In the Other, the phallus thus no longer symbolizes a devouring agency, but instead one that rejoices if the subject experiences sexual enjoyment (jouissance ) and procreates. Only one father can take on such a function, to the point of identifying with the phallus as symbolized by the dead Father.
It is understandable that some religions hold non-procreative sexual enjoyment (jouissance ) to be sacrilegious, thus defrauding the phallic symbol by defying or abusing the dead Father. Religion's traditional function is to affirm the primacy of sexual enjoyment against the destructive, abnormal forms of enjoyment that are in fashion.
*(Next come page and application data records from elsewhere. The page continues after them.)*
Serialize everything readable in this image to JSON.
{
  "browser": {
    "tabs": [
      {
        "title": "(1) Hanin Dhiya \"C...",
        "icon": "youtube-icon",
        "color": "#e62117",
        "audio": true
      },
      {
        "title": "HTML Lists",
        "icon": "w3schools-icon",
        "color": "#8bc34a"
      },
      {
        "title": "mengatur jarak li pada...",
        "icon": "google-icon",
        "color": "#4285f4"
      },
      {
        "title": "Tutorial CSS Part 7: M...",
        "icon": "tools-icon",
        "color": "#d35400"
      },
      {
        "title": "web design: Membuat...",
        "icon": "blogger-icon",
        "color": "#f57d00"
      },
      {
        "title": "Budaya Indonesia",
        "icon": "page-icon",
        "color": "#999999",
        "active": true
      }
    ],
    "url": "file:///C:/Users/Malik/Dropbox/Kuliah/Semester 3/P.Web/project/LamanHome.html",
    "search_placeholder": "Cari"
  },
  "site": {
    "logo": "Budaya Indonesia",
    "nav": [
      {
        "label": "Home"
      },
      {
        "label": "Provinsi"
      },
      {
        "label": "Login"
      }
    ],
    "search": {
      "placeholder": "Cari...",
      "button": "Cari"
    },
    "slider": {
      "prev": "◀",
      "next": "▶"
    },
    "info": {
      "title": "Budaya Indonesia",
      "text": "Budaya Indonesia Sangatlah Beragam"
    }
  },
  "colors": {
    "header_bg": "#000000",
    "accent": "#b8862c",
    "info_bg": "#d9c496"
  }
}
See also: Fatherhood; Foreclosure; Imaginary identification/symbolic identification; Infantile psychosis; Metaphor; Metonymy; Myth of origins; Parade of signifiers; Phobias in children; Psychoses, chronic and delusional; Real, the (Lacan); Real, Symbolic, and Imaginary father; Repudiation; Schizophrenia; Seminar, Lacan's; Signifier; Signifier/signified; Signifying chain; Superego; Symptom/sinthome.
Lacan, Jacques. (2002). The subversion of the subject and the dialectic of desire in the Freudian subconscious. In Écrits: A selection (Bruce Fink, Trans.). New York: Norton.